He later left the municipality and became municipal manager at Enoch Mgijima municipality near Queenstown, where he was fired in May in for, among other things, “misleading” the council over his failure to protect municipal assets from being auctioned off. Earlier in 2019 the public protector also found Magwangqana liable for R103m in irregular expenditure incurred by the municipality for a dodgy toilet contract.

In her report, public protector Busisiwe Mkhwebane said the contract had been handed over to the Hawks and the Asset Forfeiture Unit, and that the municipality should recover the funds from Magwangqana through civil litigation.

Magwangqana declined to comment on a list of questions sent to him by Times Select.

According to the treasury investigation, a 2012 audit by the municipality of its IT systems found it had about 27 operating systems. It then began looking for a new system and appointed EOH Mthombo on a three-year contract costing R75m.

“As at June 2018, ADM was still unable to conduct basic day-to-day functions of finance and accounting utilising the procured system, with severe consequences. The municipality was also incurring potential loss of income due to late and incorrect statements being sent to customers as a result of malfunctions. Despite these challenges ... the service provider had already invoiced the municipality approximately R127m.”

It goes on to say that the municipality had paid EOH Mthombo R86m and asked the Treasury to intervene in connection with the outstanding R41m.

An investigation into the contract was then launched, looking at irregularities in the procurement process as well as whether or not the contract was value for money.

The findings included:

  • Amathole flouted numerous procurement procedures;
  • The municipality did not have a budget for the new system;
  • No supporting documents could be provided for three payments totalling R17m;
  • There was no effective training plan to train staff how to use the system; and
  • The municipality incurred a total loss of R127 – R86m paid to EOH Mthombo and R41m still outstanding in unpaid invoices.

The report recommended disciplinary action against implicated officials and that the municipality register a criminal case with police “for further investigation of fraud and corruption”.
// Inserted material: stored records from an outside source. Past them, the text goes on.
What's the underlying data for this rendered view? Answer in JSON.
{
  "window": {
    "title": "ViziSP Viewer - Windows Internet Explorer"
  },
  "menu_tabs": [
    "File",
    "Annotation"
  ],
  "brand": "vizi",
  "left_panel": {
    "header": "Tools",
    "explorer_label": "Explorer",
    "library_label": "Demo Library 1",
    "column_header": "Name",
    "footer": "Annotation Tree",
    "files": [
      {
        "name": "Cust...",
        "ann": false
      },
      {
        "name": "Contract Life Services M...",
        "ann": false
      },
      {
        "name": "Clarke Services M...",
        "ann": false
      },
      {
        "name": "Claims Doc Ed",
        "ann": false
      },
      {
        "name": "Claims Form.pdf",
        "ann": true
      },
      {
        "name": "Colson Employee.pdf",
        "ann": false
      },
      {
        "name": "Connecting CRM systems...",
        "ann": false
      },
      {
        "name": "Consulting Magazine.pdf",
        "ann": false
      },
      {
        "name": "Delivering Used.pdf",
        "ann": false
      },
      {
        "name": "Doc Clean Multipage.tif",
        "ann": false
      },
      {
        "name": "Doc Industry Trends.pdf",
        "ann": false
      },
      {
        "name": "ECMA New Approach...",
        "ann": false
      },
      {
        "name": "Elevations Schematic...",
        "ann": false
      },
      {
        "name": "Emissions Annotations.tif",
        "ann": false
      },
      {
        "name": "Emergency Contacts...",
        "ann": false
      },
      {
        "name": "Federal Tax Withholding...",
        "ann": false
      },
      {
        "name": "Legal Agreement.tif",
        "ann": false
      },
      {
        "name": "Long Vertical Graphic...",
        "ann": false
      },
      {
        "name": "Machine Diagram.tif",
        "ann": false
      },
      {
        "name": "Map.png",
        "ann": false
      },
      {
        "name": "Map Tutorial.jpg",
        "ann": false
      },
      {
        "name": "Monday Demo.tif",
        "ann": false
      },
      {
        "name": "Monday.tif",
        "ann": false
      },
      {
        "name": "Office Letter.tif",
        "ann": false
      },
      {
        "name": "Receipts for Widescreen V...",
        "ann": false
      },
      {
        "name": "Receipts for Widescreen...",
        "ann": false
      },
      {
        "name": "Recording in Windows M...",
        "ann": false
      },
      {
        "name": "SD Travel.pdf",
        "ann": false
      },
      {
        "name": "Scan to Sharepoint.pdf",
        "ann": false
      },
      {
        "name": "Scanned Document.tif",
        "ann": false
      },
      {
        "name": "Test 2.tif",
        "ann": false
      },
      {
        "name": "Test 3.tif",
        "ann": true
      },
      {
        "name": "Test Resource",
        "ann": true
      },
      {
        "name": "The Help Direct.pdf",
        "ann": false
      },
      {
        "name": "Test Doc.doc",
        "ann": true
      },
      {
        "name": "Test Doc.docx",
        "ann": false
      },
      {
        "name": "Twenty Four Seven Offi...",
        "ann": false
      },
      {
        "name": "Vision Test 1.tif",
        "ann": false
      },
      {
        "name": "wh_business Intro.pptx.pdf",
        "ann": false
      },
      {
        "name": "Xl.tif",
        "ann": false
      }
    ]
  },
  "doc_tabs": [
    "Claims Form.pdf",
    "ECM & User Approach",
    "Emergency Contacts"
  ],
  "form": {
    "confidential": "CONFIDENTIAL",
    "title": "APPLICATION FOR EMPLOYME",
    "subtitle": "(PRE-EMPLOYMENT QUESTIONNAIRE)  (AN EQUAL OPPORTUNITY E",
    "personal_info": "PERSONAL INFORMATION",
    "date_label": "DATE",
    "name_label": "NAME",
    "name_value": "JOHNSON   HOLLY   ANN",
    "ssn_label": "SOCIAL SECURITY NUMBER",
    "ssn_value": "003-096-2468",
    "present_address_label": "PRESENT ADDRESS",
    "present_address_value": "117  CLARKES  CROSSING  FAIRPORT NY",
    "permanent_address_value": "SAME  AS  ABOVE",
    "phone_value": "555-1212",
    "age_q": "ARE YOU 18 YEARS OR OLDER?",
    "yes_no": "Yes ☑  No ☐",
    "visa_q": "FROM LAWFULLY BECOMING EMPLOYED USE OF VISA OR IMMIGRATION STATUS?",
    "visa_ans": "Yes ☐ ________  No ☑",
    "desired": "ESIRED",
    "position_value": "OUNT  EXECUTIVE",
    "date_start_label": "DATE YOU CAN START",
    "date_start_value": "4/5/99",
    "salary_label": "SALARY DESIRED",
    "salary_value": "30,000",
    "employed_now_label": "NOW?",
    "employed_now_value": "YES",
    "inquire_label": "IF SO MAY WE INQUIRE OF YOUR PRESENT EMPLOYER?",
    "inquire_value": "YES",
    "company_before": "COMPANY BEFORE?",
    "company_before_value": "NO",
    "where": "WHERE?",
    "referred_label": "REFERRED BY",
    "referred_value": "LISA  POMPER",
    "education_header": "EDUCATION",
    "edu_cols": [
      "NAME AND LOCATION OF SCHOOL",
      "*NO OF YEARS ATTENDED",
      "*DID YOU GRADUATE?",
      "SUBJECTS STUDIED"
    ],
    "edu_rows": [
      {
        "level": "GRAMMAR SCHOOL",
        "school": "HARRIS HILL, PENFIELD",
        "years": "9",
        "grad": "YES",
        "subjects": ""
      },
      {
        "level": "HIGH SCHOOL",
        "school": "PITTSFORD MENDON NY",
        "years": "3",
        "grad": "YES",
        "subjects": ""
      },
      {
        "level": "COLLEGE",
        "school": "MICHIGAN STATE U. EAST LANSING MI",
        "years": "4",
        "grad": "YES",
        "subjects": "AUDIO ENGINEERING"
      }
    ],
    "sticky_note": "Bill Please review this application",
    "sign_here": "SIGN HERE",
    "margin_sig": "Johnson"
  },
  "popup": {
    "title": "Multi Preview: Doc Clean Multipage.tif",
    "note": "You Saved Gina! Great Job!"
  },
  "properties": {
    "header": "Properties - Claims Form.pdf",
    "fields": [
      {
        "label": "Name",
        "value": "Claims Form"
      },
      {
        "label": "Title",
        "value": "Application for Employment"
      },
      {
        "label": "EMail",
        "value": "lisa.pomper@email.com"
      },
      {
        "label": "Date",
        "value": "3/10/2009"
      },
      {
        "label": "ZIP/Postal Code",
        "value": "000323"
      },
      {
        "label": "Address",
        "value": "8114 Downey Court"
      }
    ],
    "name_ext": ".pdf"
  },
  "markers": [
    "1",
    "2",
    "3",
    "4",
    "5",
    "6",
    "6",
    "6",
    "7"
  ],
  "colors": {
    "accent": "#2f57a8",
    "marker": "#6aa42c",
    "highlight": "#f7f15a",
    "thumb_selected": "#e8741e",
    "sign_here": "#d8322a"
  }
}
EOH Mthombo is a subsidiary of JSE-listed EOH. Earlier in 2019 ITWeb reported that EOH admitted to almost R1bn in alleged fraudulent transactions with government departments, including over-billing and ghost contracts. ITWeb reported that the alleged wrongdoing was confined to EOH Mthombo.

Treasury spokesperson Malehlohonolo Kasa referred questions to Amathole. Municipal manager Thandekile Mnyimba said ADM had resolved to take the matter for a legal opinion, which was expected to be tabled in council after 30 days. He said the municipality was in the process of finalising a new service provider.

EOH chief risk officer Fatima Newman said the contract formed part of the EOH and ENSafrica investigation into suspicious transactions.

The company had “broadly and transparently shared the findings of this independent forensic investigation conducted by ENSafrica, into public sector contracts”, Newman said. Extensive information had been provided to the Hawks and the Financial Intelligence Centre [FIC], and the business was supporting and cooperating with the authorities.

“Further to this, a legal process in under way and as a result EOH is unable to provide further information in this regard,” Newman said.